[Data records]
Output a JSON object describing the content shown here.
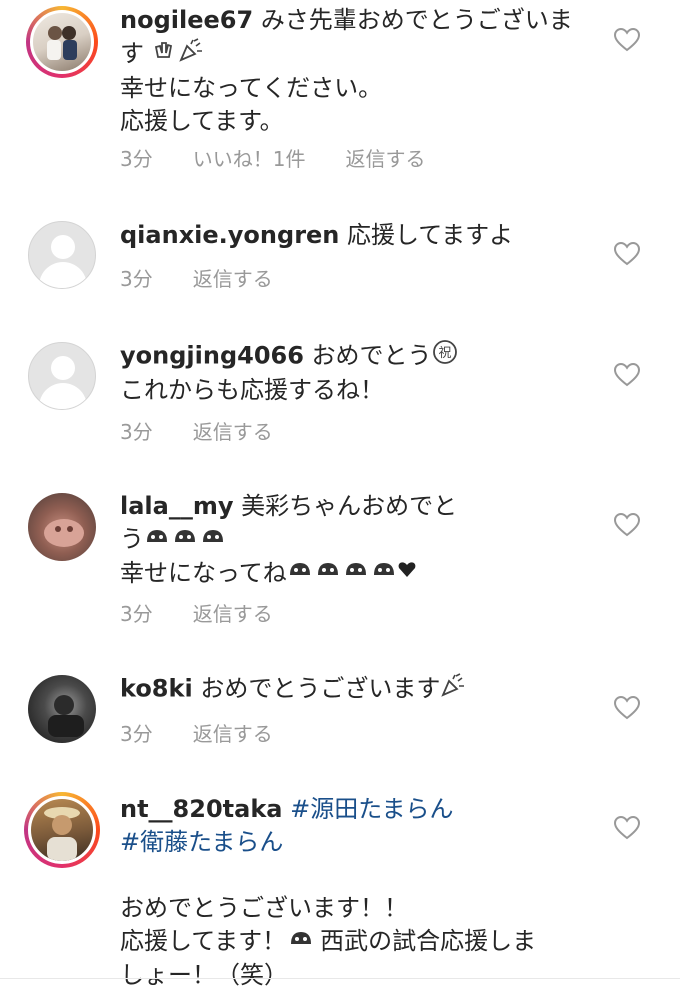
{
  "comments": [
    {
      "user": "nogilee67",
      "lines": [
        "みさ先輩おめでとうございま",
        "す",
        "幸せになってください。",
        "応援してます。"
      ],
      "time": "3分",
      "likes": "いいね！1件",
      "reply": "返信する",
      "avatar": "photo-ring"
    },
    {
      "user": "qianxie.yongren",
      "lines": [
        "応援してますよ"
      ],
      "time": "3分",
      "reply": "返信する",
      "avatar": "default"
    },
    {
      "user": "yongjing4066",
      "lines": [
        "おめでとう",
        "これからも応援するね！"
      ],
      "time": "3分",
      "reply": "返信する",
      "avatar": "default"
    },
    {
      "user": "lala__my",
      "lines": [
        "美彩ちゃんおめでと",
        "う",
        "幸せになってね"
      ],
      "time": "3分",
      "reply": "返信する",
      "avatar": "photo"
    },
    {
      "user": "ko8ki",
      "lines": [
        "おめでとうございます"
      ],
      "time": "3分",
      "reply": "返信する",
      "avatar": "photo"
    },
    {
      "user": "nt__820taka",
      "hashtags": [
        "#源田たまらん",
        "#衛藤たまらん"
      ],
      "lines": [
        "おめでとうございます！！",
        "応援してます！",
        "西武の試合応援しま",
        "しょー！（笑）"
      ],
      "avatar": "photo-ring"
    }
  ],
  "colors": {
    "username": "#262626",
    "meta": "#999999",
    "hashtag": "#1a4f8a"
  }
}
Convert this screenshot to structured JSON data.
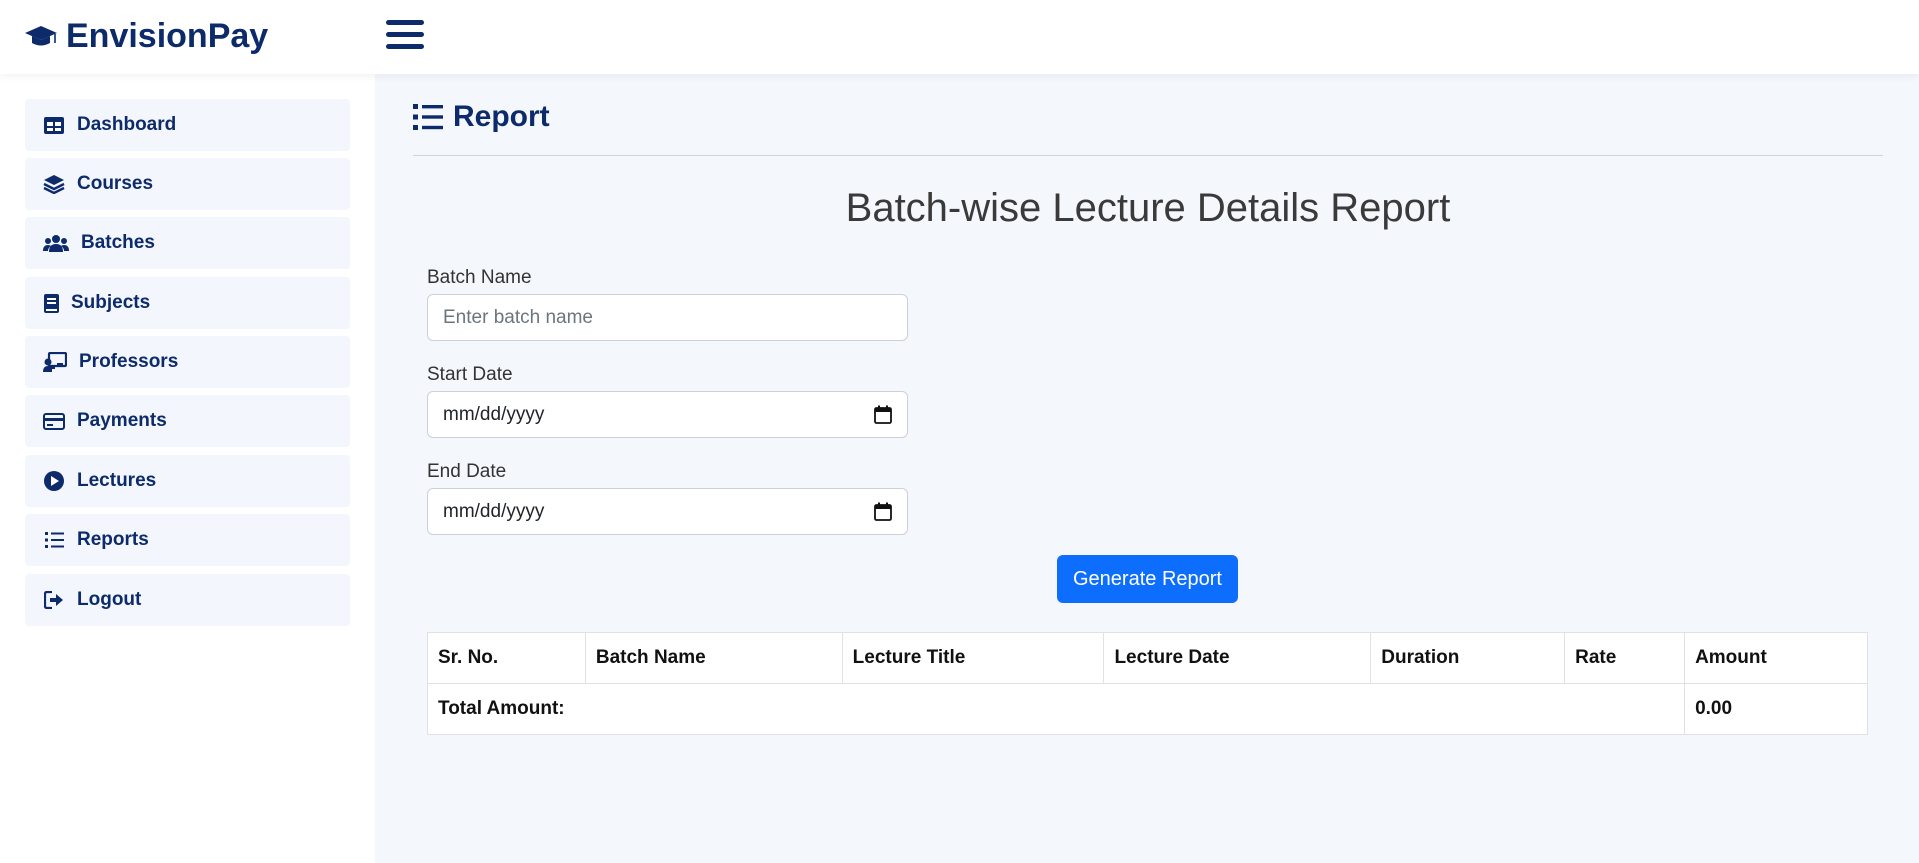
{
  "app": {
    "brand": "EnvisionPay",
    "brand_icon": "graduation-cap-icon",
    "accent_color": "#0d2b6b",
    "primary_button_color": "#0d6efd"
  },
  "sidebar": {
    "items": [
      {
        "label": "Dashboard",
        "icon": "table-icon"
      },
      {
        "label": "Courses",
        "icon": "layers-icon"
      },
      {
        "label": "Batches",
        "icon": "users-icon"
      },
      {
        "label": "Subjects",
        "icon": "book-icon"
      },
      {
        "label": "Professors",
        "icon": "chalkboard-teacher-icon"
      },
      {
        "label": "Payments",
        "icon": "credit-card-icon"
      },
      {
        "label": "Lectures",
        "icon": "play-circle-icon"
      },
      {
        "label": "Reports",
        "icon": "list-icon"
      },
      {
        "label": "Logout",
        "icon": "sign-out-icon"
      }
    ]
  },
  "page": {
    "title": "Report",
    "report_title": "Batch-wise Lecture Details Report"
  },
  "form": {
    "batch_name": {
      "label": "Batch Name",
      "placeholder": "Enter batch name"
    },
    "start_date": {
      "label": "Start Date",
      "value": "mm/dd/yyyy"
    },
    "end_date": {
      "label": "End Date",
      "value": "mm/dd/yyyy"
    },
    "generate_label": "Generate Report"
  },
  "table": {
    "columns": [
      "Sr. No.",
      "Batch Name",
      "Lecture Title",
      "Lecture Date",
      "Duration",
      "Rate",
      "Amount"
    ],
    "total_label": "Total Amount:",
    "total_value": "0.00"
  }
}
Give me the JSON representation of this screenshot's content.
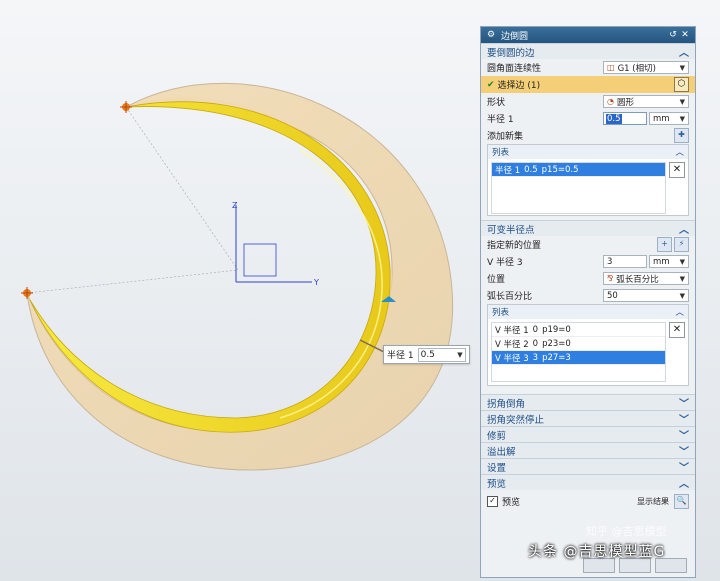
{
  "viewport": {
    "axis_labels": {
      "z": "Z",
      "y": "Y"
    },
    "floating_field": {
      "label": "半径 1",
      "value": "0.5"
    }
  },
  "dialog": {
    "title": "边倒圆",
    "sections": {
      "edges": {
        "header": "要倒圆的边",
        "continuity": {
          "label": "圆角面连续性",
          "value": "G1 (相切)"
        },
        "select_edge": {
          "label": "选择边 (1)"
        },
        "shape": {
          "label": "形状",
          "value": "圆形"
        },
        "radius": {
          "label": "半径 1",
          "value": "0.5",
          "unit": "mm"
        },
        "add_new_set": {
          "label": "添加新集"
        },
        "list": {
          "header": "列表",
          "rows": [
            {
              "c1": "半径 1",
              "c2": "0.5",
              "c3": "p15=0.5"
            }
          ]
        }
      },
      "variable_radius": {
        "header": "可变半径点",
        "new_location": {
          "label": "指定新的位置"
        },
        "v_radius": {
          "label": "V 半径 3",
          "value": "3",
          "unit": "mm"
        },
        "location": {
          "label": "位置",
          "value": "弧长百分比"
        },
        "arc_percent": {
          "label": "弧长百分比",
          "value": "50"
        },
        "list": {
          "header": "列表",
          "rows": [
            {
              "c1": "V 半径 1",
              "c2": "0",
              "c3": "p19=0"
            },
            {
              "c1": "V 半径 2",
              "c2": "0",
              "c3": "p23=0"
            },
            {
              "c1": "V 半径 3",
              "c2": "3",
              "c3": "p27=3"
            }
          ]
        }
      },
      "collapsed": [
        "拐角倒角",
        "拐角突然停止",
        "修剪",
        "溢出解",
        "设置"
      ],
      "preview": {
        "header": "预览",
        "checkbox_label": "预览",
        "show_result": "显示结果"
      }
    }
  },
  "watermark": {
    "text": "头条 @吉思模型蓝G",
    "faint": "知乎 @吉思模型"
  },
  "colors": {
    "title_bar": "#2a5d8a",
    "selection_row": "#f5cf77",
    "list_selected": "#2f7fe0",
    "fillet": "#f2e22a"
  }
}
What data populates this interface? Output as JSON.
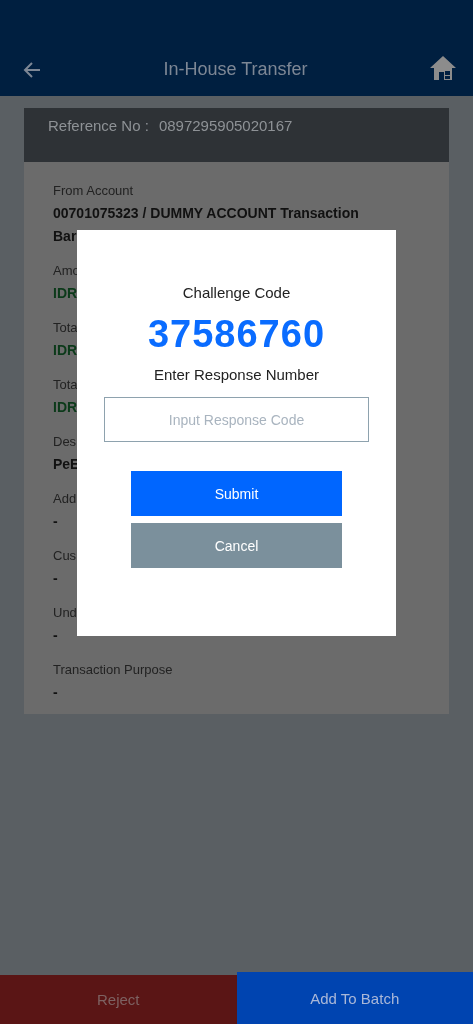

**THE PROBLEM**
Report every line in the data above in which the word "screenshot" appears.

**RESPONSE AREA**
Convert this screenshot to structured JSON data.
Give me the JSON representation of this screenshot's content.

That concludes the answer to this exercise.